-- Source material follows --

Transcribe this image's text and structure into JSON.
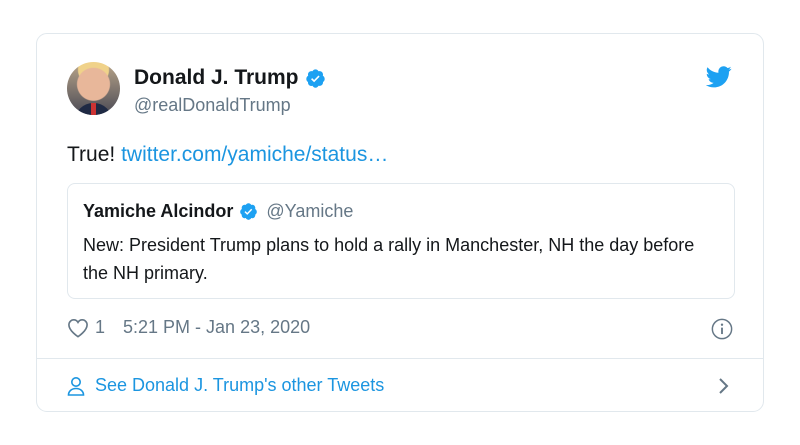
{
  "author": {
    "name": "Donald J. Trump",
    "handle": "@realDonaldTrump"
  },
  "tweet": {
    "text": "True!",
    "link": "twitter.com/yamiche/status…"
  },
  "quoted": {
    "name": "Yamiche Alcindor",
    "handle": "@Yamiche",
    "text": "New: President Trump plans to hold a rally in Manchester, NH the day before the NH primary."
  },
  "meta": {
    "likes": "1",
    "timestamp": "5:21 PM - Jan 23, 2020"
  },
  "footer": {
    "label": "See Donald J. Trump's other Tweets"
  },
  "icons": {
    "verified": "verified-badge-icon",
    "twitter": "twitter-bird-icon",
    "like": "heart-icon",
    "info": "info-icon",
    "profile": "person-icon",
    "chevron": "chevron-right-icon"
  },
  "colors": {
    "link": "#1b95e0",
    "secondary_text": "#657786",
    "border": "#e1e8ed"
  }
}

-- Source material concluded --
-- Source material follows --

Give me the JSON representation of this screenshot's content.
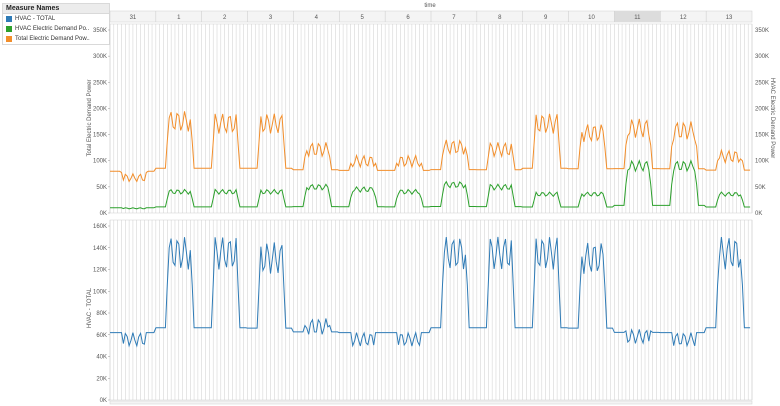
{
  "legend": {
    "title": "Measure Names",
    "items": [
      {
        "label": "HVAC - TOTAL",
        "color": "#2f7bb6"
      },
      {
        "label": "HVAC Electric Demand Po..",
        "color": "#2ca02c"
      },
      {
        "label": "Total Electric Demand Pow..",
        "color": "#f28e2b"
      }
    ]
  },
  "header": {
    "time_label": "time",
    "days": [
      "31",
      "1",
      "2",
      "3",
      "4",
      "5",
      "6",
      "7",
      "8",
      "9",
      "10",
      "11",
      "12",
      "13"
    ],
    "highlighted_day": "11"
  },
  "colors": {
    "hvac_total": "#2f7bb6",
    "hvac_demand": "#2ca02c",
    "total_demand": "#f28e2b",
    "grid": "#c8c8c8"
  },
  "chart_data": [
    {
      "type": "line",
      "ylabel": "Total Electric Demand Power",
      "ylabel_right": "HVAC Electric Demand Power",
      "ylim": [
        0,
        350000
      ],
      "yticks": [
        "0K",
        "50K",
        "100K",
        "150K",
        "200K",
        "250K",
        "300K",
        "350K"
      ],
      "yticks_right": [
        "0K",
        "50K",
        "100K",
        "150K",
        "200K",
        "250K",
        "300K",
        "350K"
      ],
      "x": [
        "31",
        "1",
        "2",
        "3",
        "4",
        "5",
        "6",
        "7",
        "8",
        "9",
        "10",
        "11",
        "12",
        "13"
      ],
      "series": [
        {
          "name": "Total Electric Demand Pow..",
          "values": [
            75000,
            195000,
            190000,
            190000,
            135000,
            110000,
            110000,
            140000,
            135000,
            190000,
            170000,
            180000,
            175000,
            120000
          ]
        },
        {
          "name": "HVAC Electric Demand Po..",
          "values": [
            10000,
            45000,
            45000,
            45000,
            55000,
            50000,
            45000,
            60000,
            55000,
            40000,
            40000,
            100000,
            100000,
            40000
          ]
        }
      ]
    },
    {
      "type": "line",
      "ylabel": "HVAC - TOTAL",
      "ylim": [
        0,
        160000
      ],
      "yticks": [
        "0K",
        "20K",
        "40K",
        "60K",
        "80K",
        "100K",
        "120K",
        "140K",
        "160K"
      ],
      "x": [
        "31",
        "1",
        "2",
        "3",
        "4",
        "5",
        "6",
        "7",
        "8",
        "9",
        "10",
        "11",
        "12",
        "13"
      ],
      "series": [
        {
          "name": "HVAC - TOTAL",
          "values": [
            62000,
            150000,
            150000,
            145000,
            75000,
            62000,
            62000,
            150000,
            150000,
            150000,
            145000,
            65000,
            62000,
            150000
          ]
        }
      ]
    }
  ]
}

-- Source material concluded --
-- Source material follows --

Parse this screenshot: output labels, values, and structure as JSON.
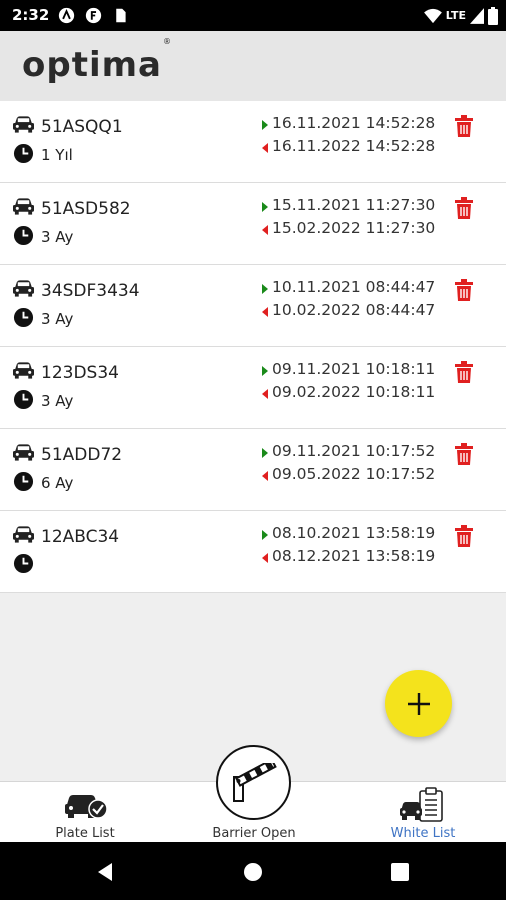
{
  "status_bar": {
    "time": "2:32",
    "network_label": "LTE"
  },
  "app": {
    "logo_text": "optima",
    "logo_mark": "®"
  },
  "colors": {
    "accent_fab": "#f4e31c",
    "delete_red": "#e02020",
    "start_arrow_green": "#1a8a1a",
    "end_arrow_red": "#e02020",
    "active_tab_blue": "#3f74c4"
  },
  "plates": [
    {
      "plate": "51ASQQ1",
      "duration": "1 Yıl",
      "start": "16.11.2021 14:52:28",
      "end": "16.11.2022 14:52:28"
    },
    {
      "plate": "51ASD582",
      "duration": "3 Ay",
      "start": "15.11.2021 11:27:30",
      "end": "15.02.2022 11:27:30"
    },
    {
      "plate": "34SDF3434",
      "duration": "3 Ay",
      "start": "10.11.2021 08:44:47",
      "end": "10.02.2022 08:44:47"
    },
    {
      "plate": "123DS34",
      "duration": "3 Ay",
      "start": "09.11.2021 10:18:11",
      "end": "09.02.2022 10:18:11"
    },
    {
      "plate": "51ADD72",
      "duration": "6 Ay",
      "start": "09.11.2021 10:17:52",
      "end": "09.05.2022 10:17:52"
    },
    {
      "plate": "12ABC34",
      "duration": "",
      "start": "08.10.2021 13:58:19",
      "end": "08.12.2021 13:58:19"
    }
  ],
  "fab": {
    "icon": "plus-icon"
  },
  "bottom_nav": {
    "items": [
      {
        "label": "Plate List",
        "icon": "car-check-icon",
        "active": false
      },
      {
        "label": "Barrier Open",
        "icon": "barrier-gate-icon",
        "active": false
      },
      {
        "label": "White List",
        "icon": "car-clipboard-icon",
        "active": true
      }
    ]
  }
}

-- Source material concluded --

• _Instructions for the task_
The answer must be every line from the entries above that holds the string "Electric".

• _Finished task_
        "label": "HVAC Electric Demand Po..",
        "label": "Total Electric Demand Pow..",
      "ylabel": "Total Electric Demand Power",
      "ylabel_right": "HVAC Electric Demand Power",
          "name": "Total Electric Demand Pow..",
          "name": "HVAC Electric Demand Po..",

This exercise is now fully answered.